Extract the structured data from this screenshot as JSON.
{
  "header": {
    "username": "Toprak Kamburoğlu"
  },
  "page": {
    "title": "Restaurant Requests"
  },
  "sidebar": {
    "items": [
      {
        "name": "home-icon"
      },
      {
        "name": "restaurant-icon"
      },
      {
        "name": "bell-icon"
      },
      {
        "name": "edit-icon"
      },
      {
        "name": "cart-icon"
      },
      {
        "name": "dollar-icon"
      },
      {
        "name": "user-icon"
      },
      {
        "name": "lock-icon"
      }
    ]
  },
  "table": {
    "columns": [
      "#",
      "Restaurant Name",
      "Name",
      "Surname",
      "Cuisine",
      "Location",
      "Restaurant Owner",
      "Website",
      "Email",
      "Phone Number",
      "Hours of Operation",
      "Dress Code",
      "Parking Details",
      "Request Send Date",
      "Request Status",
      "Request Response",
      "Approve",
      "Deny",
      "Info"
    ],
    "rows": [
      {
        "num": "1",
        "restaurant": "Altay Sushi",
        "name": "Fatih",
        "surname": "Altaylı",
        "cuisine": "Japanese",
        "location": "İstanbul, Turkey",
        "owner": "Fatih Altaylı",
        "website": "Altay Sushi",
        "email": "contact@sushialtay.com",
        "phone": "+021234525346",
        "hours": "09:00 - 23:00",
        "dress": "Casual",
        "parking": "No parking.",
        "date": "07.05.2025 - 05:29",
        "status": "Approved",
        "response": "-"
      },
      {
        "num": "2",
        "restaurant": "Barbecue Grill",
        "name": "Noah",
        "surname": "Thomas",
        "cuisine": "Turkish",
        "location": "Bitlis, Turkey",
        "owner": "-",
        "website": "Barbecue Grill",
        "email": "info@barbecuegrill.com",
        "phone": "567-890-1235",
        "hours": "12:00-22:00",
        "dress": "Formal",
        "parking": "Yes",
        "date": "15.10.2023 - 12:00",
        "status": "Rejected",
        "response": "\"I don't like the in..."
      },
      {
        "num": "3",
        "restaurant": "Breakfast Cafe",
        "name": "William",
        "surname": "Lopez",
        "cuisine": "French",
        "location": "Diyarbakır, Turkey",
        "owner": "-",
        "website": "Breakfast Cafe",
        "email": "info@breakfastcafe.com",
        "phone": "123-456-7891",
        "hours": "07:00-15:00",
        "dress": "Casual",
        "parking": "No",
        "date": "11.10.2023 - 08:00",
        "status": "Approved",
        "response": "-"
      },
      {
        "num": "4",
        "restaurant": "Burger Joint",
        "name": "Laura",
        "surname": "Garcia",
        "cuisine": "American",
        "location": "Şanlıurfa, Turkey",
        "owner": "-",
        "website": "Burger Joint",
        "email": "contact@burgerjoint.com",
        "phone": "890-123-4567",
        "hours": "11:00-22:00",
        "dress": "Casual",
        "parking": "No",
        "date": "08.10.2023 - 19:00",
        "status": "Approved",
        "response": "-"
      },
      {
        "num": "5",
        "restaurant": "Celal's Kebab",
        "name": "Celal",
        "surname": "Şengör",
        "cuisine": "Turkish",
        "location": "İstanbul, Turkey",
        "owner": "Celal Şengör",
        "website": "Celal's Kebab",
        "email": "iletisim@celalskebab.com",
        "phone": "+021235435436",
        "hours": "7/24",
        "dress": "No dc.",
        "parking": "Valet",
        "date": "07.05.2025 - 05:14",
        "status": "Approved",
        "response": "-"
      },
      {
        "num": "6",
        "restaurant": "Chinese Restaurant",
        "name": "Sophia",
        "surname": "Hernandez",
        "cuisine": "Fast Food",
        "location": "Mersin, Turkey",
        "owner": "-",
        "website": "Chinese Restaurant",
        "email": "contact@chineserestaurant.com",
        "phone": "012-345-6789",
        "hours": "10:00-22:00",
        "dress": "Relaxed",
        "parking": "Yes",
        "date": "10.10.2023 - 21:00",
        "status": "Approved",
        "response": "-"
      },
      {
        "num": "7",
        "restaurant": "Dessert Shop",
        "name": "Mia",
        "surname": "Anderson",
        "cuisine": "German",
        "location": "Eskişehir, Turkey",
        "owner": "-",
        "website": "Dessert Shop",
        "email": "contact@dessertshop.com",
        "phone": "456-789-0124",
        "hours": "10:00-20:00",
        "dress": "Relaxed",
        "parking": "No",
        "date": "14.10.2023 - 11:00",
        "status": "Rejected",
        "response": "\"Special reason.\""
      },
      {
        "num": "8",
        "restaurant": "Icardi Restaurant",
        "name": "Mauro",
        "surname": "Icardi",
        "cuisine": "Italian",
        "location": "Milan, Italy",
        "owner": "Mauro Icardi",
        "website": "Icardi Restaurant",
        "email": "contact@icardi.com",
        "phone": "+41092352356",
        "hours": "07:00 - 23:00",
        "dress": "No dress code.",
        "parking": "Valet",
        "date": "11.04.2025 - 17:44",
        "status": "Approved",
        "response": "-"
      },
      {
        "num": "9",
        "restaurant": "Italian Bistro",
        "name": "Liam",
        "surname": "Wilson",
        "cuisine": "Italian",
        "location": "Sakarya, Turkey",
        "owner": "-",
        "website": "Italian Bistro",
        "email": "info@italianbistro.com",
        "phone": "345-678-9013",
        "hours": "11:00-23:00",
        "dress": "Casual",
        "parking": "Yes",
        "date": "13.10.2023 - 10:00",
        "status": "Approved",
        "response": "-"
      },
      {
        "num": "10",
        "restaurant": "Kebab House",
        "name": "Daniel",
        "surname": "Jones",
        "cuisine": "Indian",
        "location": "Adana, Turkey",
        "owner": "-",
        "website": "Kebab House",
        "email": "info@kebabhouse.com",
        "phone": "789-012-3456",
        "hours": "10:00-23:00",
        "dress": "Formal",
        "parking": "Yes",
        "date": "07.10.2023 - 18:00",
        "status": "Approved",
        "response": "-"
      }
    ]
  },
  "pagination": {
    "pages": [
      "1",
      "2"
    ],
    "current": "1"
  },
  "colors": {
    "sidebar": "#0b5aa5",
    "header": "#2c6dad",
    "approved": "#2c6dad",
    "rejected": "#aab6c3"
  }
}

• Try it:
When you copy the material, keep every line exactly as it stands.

• Solution to this problem:
Extract the structured data from this screenshot as JSON.
{
  "header": {
    "username": "Toprak Kamburoğlu"
  },
  "page": {
    "title": "Restaurant Requests"
  },
  "sidebar": {
    "items": [
      {
        "name": "home-icon"
      },
      {
        "name": "restaurant-icon"
      },
      {
        "name": "bell-icon"
      },
      {
        "name": "edit-icon"
      },
      {
        "name": "cart-icon"
      },
      {
        "name": "dollar-icon"
      },
      {
        "name": "user-icon"
      },
      {
        "name": "lock-icon"
      }
    ]
  },
  "table": {
    "columns": [
      "#",
      "Restaurant Name",
      "Name",
      "Surname",
      "Cuisine",
      "Location",
      "Restaurant Owner",
      "Website",
      "Email",
      "Phone Number",
      "Hours of Operation",
      "Dress Code",
      "Parking Details",
      "Request Send Date",
      "Request Status",
      "Request Response",
      "Approve",
      "Deny",
      "Info"
    ],
    "rows": [
      {
        "num": "1",
        "restaurant": "Altay Sushi",
        "name": "Fatih",
        "surname": "Altaylı",
        "cuisine": "Japanese",
        "location": "İstanbul, Turkey",
        "owner": "Fatih Altaylı",
        "website": "Altay Sushi",
        "email": "contact@sushialtay.com",
        "phone": "+021234525346",
        "hours": "09:00 - 23:00",
        "dress": "Casual",
        "parking": "No parking.",
        "date": "07.05.2025 - 05:29",
        "status": "Approved",
        "response": "-"
      },
      {
        "num": "2",
        "restaurant": "Barbecue Grill",
        "name": "Noah",
        "surname": "Thomas",
        "cuisine": "Turkish",
        "location": "Bitlis, Turkey",
        "owner": "-",
        "website": "Barbecue Grill",
        "email": "info@barbecuegrill.com",
        "phone": "567-890-1235",
        "hours": "12:00-22:00",
        "dress": "Formal",
        "parking": "Yes",
        "date": "15.10.2023 - 12:00",
        "status": "Rejected",
        "response": "\"I don't like the in..."
      },
      {
        "num": "3",
        "restaurant": "Breakfast Cafe",
        "name": "William",
        "surname": "Lopez",
        "cuisine": "French",
        "location": "Diyarbakır, Turkey",
        "owner": "-",
        "website": "Breakfast Cafe",
        "email": "info@breakfastcafe.com",
        "phone": "123-456-7891",
        "hours": "07:00-15:00",
        "dress": "Casual",
        "parking": "No",
        "date": "11.10.2023 - 08:00",
        "status": "Approved",
        "response": "-"
      },
      {
        "num": "4",
        "restaurant": "Burger Joint",
        "name": "Laura",
        "surname": "Garcia",
        "cuisine": "American",
        "location": "Şanlıurfa, Turkey",
        "owner": "-",
        "website": "Burger Joint",
        "email": "contact@burgerjoint.com",
        "phone": "890-123-4567",
        "hours": "11:00-22:00",
        "dress": "Casual",
        "parking": "No",
        "date": "08.10.2023 - 19:00",
        "status": "Approved",
        "response": "-"
      },
      {
        "num": "5",
        "restaurant": "Celal's Kebab",
        "name": "Celal",
        "surname": "Şengör",
        "cuisine": "Turkish",
        "location": "İstanbul, Turkey",
        "owner": "Celal Şengör",
        "website": "Celal's Kebab",
        "email": "iletisim@celalskebab.com",
        "phone": "+021235435436",
        "hours": "7/24",
        "dress": "No dc.",
        "parking": "Valet",
        "date": "07.05.2025 - 05:14",
        "status": "Approved",
        "response": "-"
      },
      {
        "num": "6",
        "restaurant": "Chinese Restaurant",
        "name": "Sophia",
        "surname": "Hernandez",
        "cuisine": "Fast Food",
        "location": "Mersin, Turkey",
        "owner": "-",
        "website": "Chinese Restaurant",
        "email": "contact@chineserestaurant.com",
        "phone": "012-345-6789",
        "hours": "10:00-22:00",
        "dress": "Relaxed",
        "parking": "Yes",
        "date": "10.10.2023 - 21:00",
        "status": "Approved",
        "response": "-"
      },
      {
        "num": "7",
        "restaurant": "Dessert Shop",
        "name": "Mia",
        "surname": "Anderson",
        "cuisine": "German",
        "location": "Eskişehir, Turkey",
        "owner": "-",
        "website": "Dessert Shop",
        "email": "contact@dessertshop.com",
        "phone": "456-789-0124",
        "hours": "10:00-20:00",
        "dress": "Relaxed",
        "parking": "No",
        "date": "14.10.2023 - 11:00",
        "status": "Rejected",
        "response": "\"Special reason.\""
      },
      {
        "num": "8",
        "restaurant": "Icardi Restaurant",
        "name": "Mauro",
        "surname": "Icardi",
        "cuisine": "Italian",
        "location": "Milan, Italy",
        "owner": "Mauro Icardi",
        "website": "Icardi Restaurant",
        "email": "contact@icardi.com",
        "phone": "+41092352356",
        "hours": "07:00 - 23:00",
        "dress": "No dress code.",
        "parking": "Valet",
        "date": "11.04.2025 - 17:44",
        "status": "Approved",
        "response": "-"
      },
      {
        "num": "9",
        "restaurant": "Italian Bistro",
        "name": "Liam",
        "surname": "Wilson",
        "cuisine": "Italian",
        "location": "Sakarya, Turkey",
        "owner": "-",
        "website": "Italian Bistro",
        "email": "info@italianbistro.com",
        "phone": "345-678-9013",
        "hours": "11:00-23:00",
        "dress": "Casual",
        "parking": "Yes",
        "date": "13.10.2023 - 10:00",
        "status": "Approved",
        "response": "-"
      },
      {
        "num": "10",
        "restaurant": "Kebab House",
        "name": "Daniel",
        "surname": "Jones",
        "cuisine": "Indian",
        "location": "Adana, Turkey",
        "owner": "-",
        "website": "Kebab House",
        "email": "info@kebabhouse.com",
        "phone": "789-012-3456",
        "hours": "10:00-23:00",
        "dress": "Formal",
        "parking": "Yes",
        "date": "07.10.2023 - 18:00",
        "status": "Approved",
        "response": "-"
      }
    ]
  },
  "pagination": {
    "pages": [
      "1",
      "2"
    ],
    "current": "1"
  },
  "colors": {
    "sidebar": "#0b5aa5",
    "header": "#2c6dad",
    "approved": "#2c6dad",
    "rejected": "#aab6c3"
  }
}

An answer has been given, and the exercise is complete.